Dataset records —
+--

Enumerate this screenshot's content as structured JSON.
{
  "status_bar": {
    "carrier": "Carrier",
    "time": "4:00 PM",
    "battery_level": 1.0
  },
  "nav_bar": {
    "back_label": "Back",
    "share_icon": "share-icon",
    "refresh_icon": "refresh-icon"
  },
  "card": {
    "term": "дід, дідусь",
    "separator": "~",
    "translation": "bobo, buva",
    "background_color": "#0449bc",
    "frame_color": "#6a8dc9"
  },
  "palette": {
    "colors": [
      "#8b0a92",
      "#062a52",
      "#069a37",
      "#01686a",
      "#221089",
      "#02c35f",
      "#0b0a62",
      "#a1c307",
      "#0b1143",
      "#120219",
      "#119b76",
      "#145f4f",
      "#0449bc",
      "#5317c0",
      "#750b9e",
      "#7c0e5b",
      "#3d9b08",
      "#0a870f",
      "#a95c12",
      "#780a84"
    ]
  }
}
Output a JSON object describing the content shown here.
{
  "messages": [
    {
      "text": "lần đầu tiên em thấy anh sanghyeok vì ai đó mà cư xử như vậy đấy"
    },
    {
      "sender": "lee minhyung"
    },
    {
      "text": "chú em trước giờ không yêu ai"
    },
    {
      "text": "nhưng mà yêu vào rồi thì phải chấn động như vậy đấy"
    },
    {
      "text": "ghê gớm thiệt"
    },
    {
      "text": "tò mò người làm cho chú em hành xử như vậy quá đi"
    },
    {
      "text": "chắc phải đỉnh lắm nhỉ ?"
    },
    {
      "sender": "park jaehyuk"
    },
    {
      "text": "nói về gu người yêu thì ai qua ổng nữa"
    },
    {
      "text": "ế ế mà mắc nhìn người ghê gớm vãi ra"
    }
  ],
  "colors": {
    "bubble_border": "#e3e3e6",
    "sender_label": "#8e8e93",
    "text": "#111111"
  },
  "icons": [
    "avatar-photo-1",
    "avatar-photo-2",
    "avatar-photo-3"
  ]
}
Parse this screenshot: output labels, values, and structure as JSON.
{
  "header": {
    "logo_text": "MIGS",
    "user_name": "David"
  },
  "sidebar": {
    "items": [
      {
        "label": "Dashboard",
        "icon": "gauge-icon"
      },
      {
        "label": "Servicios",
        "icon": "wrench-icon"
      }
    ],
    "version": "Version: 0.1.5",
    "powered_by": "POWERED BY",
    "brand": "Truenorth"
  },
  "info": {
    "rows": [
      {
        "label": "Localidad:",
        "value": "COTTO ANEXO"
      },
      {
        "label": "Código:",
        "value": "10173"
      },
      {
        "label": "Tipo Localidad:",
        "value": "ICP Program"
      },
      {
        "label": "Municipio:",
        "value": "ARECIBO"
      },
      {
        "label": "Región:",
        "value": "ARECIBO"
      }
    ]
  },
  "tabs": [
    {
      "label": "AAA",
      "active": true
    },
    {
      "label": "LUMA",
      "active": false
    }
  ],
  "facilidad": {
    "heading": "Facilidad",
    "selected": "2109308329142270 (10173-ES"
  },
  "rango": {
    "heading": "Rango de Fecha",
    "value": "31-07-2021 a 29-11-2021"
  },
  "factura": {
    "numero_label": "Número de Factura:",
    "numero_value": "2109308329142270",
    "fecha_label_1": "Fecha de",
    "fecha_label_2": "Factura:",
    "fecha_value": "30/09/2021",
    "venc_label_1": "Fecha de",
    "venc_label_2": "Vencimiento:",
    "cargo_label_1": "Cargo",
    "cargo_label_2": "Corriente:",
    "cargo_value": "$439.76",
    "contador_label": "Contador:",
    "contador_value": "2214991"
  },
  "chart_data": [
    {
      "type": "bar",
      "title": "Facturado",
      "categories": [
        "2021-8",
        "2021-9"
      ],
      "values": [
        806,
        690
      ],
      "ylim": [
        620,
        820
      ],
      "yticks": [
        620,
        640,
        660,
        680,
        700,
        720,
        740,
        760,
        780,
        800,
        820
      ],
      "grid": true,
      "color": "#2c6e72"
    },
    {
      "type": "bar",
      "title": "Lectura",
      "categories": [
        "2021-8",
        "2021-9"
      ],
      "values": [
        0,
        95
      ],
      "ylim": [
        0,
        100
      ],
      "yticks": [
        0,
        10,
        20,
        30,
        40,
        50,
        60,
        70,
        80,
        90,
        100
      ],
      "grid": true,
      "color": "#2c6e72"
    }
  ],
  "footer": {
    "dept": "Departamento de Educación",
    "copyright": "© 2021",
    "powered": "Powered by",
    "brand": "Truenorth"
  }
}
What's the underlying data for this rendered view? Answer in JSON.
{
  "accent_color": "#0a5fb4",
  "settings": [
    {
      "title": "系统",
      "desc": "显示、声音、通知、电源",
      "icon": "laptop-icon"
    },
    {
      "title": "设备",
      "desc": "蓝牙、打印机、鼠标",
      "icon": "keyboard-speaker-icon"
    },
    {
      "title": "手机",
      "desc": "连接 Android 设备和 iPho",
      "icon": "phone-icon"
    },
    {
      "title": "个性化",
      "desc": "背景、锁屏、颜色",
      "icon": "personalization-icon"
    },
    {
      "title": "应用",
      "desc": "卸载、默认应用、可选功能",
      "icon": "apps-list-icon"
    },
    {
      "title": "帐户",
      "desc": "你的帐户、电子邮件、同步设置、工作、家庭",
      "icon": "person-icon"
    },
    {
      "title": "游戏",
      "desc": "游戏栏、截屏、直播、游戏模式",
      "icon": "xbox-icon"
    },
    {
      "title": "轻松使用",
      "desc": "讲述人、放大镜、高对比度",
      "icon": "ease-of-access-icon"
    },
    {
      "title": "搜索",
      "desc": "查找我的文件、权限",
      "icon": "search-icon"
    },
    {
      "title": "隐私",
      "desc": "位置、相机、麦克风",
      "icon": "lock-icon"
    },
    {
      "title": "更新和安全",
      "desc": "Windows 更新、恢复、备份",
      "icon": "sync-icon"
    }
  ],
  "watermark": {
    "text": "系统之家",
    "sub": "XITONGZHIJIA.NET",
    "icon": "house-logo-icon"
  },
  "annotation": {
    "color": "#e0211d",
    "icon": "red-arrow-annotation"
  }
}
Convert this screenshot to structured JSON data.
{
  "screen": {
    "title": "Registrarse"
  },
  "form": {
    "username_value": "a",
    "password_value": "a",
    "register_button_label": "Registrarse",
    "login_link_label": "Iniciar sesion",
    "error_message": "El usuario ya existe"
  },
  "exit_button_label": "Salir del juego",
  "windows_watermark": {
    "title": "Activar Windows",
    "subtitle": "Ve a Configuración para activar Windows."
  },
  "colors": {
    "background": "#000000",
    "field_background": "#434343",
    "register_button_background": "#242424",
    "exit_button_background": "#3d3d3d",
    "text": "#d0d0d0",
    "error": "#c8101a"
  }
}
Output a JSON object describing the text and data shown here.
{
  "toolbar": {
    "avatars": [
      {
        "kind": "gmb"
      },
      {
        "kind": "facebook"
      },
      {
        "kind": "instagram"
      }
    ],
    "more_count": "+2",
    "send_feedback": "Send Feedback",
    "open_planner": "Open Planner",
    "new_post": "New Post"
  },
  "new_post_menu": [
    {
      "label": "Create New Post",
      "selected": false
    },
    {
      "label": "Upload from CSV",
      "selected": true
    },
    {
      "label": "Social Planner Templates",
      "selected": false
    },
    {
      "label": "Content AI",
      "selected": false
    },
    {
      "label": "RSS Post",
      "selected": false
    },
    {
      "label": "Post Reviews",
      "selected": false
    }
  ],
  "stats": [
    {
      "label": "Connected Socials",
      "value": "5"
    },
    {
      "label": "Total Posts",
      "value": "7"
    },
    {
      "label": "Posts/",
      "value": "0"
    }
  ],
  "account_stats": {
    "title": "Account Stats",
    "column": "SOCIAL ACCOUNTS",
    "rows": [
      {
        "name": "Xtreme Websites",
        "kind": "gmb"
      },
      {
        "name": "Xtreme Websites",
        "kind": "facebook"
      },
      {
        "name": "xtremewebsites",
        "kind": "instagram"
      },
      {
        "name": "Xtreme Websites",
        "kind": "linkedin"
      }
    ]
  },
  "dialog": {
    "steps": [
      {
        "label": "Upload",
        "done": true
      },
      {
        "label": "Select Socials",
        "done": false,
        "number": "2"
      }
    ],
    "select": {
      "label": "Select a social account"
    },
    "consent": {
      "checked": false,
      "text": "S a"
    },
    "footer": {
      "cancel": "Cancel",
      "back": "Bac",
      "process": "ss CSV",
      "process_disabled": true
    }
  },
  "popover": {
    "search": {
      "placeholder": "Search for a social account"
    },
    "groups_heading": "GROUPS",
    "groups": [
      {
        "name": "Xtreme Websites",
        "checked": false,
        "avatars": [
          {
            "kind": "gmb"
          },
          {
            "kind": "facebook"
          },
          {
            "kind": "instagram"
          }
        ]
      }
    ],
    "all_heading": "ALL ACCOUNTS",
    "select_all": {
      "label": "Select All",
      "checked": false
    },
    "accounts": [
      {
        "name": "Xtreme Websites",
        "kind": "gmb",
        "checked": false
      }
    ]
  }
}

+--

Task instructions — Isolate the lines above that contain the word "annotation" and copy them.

Answer to this exercise —
  "annotation": {
    "icon": "red-arrow-annotation"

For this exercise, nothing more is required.